#### PROVIDED DATA
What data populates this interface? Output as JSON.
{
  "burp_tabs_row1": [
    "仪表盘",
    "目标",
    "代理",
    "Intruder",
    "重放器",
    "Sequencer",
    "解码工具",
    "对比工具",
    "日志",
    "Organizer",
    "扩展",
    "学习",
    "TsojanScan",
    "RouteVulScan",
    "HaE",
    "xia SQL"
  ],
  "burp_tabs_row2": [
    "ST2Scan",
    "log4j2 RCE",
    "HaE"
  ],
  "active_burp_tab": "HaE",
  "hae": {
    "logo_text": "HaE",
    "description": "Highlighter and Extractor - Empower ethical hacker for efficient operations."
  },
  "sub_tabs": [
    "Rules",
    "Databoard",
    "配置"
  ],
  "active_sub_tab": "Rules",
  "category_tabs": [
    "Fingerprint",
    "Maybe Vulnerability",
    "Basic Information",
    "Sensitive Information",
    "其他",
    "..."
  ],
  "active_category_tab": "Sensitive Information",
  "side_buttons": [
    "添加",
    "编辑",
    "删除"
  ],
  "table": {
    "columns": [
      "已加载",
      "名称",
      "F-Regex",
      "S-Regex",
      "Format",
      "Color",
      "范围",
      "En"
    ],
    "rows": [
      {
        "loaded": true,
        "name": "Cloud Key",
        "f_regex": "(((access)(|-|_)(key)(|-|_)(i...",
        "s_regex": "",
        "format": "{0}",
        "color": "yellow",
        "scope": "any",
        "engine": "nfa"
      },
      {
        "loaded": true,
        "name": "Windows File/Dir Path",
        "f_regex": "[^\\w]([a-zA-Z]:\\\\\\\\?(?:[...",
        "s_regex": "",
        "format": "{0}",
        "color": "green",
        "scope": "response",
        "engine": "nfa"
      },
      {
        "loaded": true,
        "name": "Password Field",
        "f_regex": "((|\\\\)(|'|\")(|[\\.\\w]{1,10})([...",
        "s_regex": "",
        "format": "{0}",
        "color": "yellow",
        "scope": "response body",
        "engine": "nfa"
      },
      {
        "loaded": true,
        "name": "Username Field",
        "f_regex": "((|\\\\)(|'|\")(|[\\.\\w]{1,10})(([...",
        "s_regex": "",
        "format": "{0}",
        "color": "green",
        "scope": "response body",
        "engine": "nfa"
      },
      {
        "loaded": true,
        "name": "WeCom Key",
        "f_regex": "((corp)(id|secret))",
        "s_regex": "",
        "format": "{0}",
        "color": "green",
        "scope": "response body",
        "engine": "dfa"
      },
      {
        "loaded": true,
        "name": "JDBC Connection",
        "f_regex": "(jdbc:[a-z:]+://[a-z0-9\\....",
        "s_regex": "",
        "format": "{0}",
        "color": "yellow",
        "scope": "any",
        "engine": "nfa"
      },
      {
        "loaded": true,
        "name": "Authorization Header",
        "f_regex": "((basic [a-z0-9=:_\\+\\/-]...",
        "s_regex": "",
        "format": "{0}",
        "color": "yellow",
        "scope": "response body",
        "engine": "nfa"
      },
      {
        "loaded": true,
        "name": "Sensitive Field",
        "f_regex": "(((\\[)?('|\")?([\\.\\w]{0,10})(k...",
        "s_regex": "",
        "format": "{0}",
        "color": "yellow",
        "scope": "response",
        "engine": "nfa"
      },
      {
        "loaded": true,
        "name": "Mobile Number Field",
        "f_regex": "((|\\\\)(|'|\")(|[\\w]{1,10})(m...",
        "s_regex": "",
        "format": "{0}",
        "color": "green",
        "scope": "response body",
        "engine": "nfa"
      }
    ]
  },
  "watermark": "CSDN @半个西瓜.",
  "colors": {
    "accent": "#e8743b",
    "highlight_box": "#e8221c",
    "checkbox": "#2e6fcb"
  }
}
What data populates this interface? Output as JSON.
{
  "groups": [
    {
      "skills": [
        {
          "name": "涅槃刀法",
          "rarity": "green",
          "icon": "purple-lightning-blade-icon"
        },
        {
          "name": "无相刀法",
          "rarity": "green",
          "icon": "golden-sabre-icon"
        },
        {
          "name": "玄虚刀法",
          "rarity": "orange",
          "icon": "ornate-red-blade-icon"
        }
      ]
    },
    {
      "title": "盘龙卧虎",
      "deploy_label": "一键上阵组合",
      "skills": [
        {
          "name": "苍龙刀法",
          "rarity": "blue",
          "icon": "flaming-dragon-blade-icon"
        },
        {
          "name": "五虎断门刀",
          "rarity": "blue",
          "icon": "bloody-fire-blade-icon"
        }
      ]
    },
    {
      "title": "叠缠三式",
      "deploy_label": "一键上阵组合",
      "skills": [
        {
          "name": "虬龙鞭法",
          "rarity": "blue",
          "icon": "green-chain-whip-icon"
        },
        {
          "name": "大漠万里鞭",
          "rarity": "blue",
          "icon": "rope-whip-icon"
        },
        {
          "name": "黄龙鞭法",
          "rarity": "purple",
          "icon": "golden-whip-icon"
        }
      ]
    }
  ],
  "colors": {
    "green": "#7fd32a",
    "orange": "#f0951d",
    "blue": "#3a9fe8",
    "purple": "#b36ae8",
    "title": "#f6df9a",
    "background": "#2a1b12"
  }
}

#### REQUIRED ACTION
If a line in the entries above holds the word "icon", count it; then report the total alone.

#### RESULT OF THIS EXERCISE
8